→ **Work to be completed**
Each line of the material must reappear unchanged in the answer.
── Input for this task ──
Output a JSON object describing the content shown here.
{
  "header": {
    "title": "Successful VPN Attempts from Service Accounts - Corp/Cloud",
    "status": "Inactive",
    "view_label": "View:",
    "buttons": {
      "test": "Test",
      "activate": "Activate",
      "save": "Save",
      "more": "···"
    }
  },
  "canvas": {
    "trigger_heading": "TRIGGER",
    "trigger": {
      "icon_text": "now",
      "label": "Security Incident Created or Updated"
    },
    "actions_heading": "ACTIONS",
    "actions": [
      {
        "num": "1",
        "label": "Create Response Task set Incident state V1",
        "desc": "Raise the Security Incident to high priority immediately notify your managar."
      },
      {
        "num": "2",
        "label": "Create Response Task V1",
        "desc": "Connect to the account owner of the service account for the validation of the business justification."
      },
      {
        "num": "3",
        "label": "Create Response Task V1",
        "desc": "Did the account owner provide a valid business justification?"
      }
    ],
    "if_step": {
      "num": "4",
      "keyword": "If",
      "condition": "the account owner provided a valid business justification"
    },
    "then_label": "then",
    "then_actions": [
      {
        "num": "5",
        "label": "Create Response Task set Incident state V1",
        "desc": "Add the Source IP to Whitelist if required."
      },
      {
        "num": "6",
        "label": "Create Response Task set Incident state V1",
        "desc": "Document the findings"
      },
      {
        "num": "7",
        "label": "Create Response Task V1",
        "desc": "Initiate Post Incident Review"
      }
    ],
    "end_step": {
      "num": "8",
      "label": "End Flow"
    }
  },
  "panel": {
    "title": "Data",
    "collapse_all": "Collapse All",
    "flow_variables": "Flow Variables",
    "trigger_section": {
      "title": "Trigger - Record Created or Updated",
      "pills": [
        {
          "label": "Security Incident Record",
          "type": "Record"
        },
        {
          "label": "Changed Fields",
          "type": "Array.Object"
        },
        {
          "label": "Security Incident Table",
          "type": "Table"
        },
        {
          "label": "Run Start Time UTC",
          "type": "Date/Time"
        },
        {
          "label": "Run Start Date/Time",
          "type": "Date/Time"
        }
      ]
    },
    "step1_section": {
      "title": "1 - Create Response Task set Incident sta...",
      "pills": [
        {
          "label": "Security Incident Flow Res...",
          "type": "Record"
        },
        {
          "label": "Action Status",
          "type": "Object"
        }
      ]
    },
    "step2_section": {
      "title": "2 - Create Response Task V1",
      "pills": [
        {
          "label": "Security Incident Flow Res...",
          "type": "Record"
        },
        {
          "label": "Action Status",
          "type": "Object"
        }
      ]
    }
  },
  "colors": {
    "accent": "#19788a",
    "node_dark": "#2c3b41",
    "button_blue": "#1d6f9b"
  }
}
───
→ **Result for this exercise**
Output a JSON object describing the content shown here.
{
  "header": {
    "title": "Successful VPN Attempts from Service Accounts - Corp/Cloud",
    "status": "Inactive",
    "view_label": "View:",
    "buttons": {
      "test": "Test",
      "activate": "Activate",
      "save": "Save",
      "more": "···"
    }
  },
  "canvas": {
    "trigger_heading": "TRIGGER",
    "trigger": {
      "icon_text": "now",
      "label": "Security Incident Created or Updated"
    },
    "actions_heading": "ACTIONS",
    "actions": [
      {
        "num": "1",
        "label": "Create Response Task set Incident state V1",
        "desc": "Raise the Security Incident to high priority immediately notify your managar."
      },
      {
        "num": "2",
        "label": "Create Response Task V1",
        "desc": "Connect to the account owner of the service account for the validation of the business justification."
      },
      {
        "num": "3",
        "label": "Create Response Task V1",
        "desc": "Did the account owner provide a valid business justification?"
      }
    ],
    "if_step": {
      "num": "4",
      "keyword": "If",
      "condition": "the account owner provided a valid business justification"
    },
    "then_label": "then",
    "then_actions": [
      {
        "num": "5",
        "label": "Create Response Task set Incident state V1",
        "desc": "Add the Source IP to Whitelist if required."
      },
      {
        "num": "6",
        "label": "Create Response Task set Incident state V1",
        "desc": "Document the findings"
      },
      {
        "num": "7",
        "label": "Create Response Task V1",
        "desc": "Initiate Post Incident Review"
      }
    ],
    "end_step": {
      "num": "8",
      "label": "End Flow"
    }
  },
  "panel": {
    "title": "Data",
    "collapse_all": "Collapse All",
    "flow_variables": "Flow Variables",
    "trigger_section": {
      "title": "Trigger - Record Created or Updated",
      "pills": [
        {
          "label": "Security Incident Record",
          "type": "Record"
        },
        {
          "label": "Changed Fields",
          "type": "Array.Object"
        },
        {
          "label": "Security Incident Table",
          "type": "Table"
        },
        {
          "label": "Run Start Time UTC",
          "type": "Date/Time"
        },
        {
          "label": "Run Start Date/Time",
          "type": "Date/Time"
        }
      ]
    },
    "step1_section": {
      "title": "1 - Create Response Task set Incident sta...",
      "pills": [
        {
          "label": "Security Incident Flow Res...",
          "type": "Record"
        },
        {
          "label": "Action Status",
          "type": "Object"
        }
      ]
    },
    "step2_section": {
      "title": "2 - Create Response Task V1",
      "pills": [
        {
          "label": "Security Incident Flow Res...",
          "type": "Record"
        },
        {
          "label": "Action Status",
          "type": "Object"
        }
      ]
    }
  },
  "colors": {
    "accent": "#19788a",
    "node_dark": "#2c3b41",
    "button_blue": "#1d6f9b"
  }
}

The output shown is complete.